*** Opening of Data provided ***

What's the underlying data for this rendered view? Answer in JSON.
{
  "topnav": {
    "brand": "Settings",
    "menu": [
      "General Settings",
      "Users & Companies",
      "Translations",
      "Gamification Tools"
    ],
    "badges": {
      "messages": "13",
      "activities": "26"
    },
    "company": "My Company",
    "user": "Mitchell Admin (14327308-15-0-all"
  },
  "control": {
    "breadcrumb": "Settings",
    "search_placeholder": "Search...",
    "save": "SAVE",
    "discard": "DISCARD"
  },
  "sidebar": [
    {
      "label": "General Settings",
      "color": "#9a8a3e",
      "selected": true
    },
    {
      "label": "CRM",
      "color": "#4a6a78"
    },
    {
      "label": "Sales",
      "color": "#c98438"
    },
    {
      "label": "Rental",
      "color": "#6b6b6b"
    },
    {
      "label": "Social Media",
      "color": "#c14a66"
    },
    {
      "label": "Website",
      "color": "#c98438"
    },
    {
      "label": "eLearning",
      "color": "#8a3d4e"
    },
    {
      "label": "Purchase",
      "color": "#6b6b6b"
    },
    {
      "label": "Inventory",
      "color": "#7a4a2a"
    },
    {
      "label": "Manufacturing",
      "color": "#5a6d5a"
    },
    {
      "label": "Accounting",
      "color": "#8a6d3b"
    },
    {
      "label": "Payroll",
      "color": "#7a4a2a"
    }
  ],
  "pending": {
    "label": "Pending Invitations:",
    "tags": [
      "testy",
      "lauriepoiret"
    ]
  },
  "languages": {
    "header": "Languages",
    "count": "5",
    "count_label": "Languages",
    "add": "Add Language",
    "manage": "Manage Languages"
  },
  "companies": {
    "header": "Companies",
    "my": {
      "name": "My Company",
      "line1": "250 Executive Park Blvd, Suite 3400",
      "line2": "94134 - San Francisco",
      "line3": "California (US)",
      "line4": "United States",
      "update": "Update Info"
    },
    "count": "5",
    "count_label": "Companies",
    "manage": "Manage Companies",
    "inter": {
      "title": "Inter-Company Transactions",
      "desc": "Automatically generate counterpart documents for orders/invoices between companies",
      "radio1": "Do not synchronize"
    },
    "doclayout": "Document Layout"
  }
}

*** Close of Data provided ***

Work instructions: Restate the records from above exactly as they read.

Answer section:
What's the underlying data for this rendered view? Answer in JSON.
{
  "topnav": {
    "brand": "Settings",
    "menu": [
      "General Settings",
      "Users & Companies",
      "Translations",
      "Gamification Tools"
    ],
    "badges": {
      "messages": "13",
      "activities": "26"
    },
    "company": "My Company",
    "user": "Mitchell Admin (14327308-15-0-all"
  },
  "control": {
    "breadcrumb": "Settings",
    "search_placeholder": "Search...",
    "save": "SAVE",
    "discard": "DISCARD"
  },
  "sidebar": [
    {
      "label": "General Settings",
      "color": "#9a8a3e",
      "selected": true
    },
    {
      "label": "CRM",
      "color": "#4a6a78"
    },
    {
      "label": "Sales",
      "color": "#c98438"
    },
    {
      "label": "Rental",
      "color": "#6b6b6b"
    },
    {
      "label": "Social Media",
      "color": "#c14a66"
    },
    {
      "label": "Website",
      "color": "#c98438"
    },
    {
      "label": "eLearning",
      "color": "#8a3d4e"
    },
    {
      "label": "Purchase",
      "color": "#6b6b6b"
    },
    {
      "label": "Inventory",
      "color": "#7a4a2a"
    },
    {
      "label": "Manufacturing",
      "color": "#5a6d5a"
    },
    {
      "label": "Accounting",
      "color": "#8a6d3b"
    },
    {
      "label": "Payroll",
      "color": "#7a4a2a"
    }
  ],
  "pending": {
    "label": "Pending Invitations:",
    "tags": [
      "testy",
      "lauriepoiret"
    ]
  },
  "languages": {
    "header": "Languages",
    "count": "5",
    "count_label": "Languages",
    "add": "Add Language",
    "manage": "Manage Languages"
  },
  "companies": {
    "header": "Companies",
    "my": {
      "name": "My Company",
      "line1": "250 Executive Park Blvd, Suite 3400",
      "line2": "94134 - San Francisco",
      "line3": "California (US)",
      "line4": "United States",
      "update": "Update Info"
    },
    "count": "5",
    "count_label": "Companies",
    "manage": "Manage Companies",
    "inter": {
      "title": "Inter-Company Transactions",
      "desc": "Automatically generate counterpart documents for orders/invoices between companies",
      "radio1": "Do not synchronize"
    },
    "doclayout": "Document Layout"
  }
}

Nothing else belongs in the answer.